((
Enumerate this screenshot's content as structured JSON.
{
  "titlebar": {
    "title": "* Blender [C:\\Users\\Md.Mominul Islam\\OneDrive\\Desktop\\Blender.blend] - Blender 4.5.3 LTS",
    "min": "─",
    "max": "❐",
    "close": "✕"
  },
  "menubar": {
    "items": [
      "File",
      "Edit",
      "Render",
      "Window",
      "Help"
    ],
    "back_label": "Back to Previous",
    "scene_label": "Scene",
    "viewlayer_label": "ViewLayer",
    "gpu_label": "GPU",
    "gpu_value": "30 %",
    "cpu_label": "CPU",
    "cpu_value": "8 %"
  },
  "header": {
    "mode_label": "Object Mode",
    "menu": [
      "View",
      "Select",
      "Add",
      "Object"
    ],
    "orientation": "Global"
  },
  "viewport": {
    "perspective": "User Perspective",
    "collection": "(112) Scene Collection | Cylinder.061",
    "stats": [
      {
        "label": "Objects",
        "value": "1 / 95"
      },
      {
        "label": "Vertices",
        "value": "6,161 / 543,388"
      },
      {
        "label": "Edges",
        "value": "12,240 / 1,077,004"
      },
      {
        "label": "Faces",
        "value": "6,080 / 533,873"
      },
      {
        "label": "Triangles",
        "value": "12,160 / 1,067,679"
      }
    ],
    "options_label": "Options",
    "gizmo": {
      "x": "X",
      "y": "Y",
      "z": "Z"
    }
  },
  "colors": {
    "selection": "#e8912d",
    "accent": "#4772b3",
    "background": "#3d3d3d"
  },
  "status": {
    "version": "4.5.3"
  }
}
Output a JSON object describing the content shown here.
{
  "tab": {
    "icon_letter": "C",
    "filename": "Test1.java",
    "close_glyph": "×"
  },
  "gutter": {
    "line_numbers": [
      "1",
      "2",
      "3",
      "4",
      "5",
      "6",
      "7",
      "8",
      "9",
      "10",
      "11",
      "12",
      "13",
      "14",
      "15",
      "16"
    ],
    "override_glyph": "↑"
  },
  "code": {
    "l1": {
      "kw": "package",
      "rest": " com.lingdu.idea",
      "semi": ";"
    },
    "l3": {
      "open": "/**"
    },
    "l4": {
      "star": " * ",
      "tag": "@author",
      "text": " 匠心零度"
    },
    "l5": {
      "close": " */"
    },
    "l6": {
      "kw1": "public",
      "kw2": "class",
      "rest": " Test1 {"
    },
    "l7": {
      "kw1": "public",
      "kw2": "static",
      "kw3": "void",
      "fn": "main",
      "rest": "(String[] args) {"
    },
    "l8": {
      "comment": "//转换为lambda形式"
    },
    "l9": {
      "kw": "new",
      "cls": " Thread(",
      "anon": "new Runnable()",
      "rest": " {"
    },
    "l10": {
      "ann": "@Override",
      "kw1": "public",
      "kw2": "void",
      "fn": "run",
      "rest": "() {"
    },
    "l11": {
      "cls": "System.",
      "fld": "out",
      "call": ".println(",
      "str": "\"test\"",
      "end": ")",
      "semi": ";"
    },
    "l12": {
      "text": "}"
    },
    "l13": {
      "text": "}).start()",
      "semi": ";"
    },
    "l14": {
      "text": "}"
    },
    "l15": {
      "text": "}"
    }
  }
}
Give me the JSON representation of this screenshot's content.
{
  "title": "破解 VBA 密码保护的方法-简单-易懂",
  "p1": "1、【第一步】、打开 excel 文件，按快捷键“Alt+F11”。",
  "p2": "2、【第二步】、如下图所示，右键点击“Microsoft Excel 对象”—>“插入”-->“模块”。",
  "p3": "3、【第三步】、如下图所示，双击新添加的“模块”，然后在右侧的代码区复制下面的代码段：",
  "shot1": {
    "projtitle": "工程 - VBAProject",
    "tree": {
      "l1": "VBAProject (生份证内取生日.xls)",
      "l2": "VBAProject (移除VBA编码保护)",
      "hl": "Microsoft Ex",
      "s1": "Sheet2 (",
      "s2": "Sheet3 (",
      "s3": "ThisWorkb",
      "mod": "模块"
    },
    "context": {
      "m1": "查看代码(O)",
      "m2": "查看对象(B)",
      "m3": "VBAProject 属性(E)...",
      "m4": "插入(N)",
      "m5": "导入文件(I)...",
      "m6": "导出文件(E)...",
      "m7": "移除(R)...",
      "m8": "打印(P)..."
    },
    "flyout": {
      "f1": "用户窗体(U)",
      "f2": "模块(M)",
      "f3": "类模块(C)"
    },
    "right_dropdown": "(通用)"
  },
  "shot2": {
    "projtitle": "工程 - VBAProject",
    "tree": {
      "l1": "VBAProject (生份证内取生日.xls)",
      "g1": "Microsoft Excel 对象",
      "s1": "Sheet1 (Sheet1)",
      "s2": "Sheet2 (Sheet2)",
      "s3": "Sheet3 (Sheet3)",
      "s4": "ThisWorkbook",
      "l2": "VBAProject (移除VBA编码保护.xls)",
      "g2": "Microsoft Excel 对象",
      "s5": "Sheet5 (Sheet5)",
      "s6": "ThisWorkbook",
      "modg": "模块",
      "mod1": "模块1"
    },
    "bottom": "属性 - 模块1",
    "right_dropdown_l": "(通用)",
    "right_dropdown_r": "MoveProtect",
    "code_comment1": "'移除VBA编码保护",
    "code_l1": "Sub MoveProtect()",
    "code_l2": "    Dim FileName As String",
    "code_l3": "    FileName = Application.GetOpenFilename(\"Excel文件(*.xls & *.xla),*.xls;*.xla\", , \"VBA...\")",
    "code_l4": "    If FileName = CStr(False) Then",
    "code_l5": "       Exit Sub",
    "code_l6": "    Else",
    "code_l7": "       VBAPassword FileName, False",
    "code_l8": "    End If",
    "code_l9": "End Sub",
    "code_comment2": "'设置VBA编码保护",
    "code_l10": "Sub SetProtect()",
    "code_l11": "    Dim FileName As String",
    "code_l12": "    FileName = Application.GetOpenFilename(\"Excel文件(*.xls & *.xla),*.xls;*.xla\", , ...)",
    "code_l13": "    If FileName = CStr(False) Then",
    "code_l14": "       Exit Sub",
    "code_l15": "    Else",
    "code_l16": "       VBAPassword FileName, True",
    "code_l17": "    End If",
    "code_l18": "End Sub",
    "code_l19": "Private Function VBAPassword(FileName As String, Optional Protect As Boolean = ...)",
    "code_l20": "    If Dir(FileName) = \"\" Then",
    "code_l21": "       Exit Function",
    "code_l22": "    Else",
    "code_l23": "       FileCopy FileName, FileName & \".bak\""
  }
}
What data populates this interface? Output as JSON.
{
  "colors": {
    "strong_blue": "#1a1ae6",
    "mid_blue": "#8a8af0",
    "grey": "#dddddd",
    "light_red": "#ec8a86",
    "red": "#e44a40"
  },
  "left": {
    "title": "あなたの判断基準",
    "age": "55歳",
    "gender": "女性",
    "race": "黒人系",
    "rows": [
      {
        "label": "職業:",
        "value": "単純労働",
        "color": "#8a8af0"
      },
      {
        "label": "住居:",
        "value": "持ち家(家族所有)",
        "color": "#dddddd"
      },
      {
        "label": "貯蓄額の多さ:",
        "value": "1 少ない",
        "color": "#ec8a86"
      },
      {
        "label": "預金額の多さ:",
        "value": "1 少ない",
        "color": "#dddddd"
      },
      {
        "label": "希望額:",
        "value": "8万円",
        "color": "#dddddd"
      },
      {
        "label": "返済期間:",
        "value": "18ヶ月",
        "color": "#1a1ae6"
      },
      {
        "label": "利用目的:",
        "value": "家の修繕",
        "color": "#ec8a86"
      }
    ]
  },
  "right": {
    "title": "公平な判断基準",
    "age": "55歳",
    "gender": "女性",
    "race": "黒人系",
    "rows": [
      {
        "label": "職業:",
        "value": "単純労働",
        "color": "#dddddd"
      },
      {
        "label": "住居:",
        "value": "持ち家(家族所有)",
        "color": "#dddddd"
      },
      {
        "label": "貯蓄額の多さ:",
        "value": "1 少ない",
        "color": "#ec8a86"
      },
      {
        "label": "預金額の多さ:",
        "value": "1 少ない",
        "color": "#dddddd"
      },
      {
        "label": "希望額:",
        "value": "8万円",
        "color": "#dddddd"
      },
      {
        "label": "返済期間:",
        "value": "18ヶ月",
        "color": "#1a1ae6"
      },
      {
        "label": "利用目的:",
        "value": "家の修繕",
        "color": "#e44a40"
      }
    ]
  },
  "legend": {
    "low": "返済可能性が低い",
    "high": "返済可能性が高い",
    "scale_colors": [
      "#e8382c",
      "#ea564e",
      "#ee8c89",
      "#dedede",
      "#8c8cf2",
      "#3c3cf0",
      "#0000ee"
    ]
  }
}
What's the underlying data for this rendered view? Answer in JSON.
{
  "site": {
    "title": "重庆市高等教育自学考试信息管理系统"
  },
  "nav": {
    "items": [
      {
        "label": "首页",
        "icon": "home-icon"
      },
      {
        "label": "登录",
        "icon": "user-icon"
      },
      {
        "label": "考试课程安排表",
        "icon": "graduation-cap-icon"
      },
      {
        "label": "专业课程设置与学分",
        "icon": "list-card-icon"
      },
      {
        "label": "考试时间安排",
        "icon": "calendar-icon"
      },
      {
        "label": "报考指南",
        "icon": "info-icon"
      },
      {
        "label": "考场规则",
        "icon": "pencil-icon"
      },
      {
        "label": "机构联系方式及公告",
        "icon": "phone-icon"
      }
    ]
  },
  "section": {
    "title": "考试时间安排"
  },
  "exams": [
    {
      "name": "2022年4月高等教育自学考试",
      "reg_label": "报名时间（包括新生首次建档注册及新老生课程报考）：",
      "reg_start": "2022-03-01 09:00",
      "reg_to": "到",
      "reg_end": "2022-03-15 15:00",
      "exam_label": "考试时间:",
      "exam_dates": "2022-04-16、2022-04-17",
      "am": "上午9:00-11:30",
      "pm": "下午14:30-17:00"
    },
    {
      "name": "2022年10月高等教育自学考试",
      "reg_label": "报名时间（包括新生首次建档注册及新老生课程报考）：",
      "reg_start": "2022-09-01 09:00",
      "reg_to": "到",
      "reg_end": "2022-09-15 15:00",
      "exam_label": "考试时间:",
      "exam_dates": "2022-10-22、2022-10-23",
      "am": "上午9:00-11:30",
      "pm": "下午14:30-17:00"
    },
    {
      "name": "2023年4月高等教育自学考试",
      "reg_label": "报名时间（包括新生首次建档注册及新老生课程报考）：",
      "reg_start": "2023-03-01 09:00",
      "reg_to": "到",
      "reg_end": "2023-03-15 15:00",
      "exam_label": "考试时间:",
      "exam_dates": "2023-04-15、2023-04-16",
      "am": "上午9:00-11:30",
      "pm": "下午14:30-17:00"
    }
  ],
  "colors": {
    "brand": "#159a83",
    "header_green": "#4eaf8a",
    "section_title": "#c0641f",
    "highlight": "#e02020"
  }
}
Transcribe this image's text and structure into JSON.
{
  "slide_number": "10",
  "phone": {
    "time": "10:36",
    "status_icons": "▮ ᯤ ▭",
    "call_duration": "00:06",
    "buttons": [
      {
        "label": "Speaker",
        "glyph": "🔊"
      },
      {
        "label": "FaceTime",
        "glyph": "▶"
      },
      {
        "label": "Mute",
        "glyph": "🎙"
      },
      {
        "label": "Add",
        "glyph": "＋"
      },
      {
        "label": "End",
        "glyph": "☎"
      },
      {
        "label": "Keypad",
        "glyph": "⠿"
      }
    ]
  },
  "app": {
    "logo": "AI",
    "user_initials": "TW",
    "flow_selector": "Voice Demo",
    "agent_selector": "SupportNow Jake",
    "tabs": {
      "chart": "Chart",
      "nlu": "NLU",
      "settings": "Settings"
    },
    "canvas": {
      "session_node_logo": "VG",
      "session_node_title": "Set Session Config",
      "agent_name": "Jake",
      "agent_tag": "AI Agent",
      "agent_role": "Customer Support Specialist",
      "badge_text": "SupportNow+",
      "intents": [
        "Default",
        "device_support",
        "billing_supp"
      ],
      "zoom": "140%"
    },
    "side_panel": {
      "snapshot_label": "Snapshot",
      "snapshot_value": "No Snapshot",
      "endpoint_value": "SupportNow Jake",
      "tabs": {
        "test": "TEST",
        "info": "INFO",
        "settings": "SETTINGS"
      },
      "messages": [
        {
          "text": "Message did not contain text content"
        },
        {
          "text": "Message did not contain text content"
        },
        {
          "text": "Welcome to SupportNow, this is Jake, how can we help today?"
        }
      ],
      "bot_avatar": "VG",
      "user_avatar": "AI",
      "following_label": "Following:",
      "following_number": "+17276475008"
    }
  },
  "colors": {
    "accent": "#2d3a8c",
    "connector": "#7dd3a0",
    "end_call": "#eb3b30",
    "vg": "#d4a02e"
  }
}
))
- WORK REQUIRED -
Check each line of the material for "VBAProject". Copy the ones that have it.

- SOLUTION FOR THIS PROBLEM -
    "projtitle": "工程 - VBAProject",
      "l1": "VBAProject (生份证内取生日.xls)",
      "l2": "VBAProject (移除VBA编码保护)",
      "m3": "VBAProject 属性(E)...",
    "projtitle": "工程 - VBAProject",
      "l1": "VBAProject (生份证内取生日.xls)",
      "l2": "VBAProject (移除VBA编码保护.xls)",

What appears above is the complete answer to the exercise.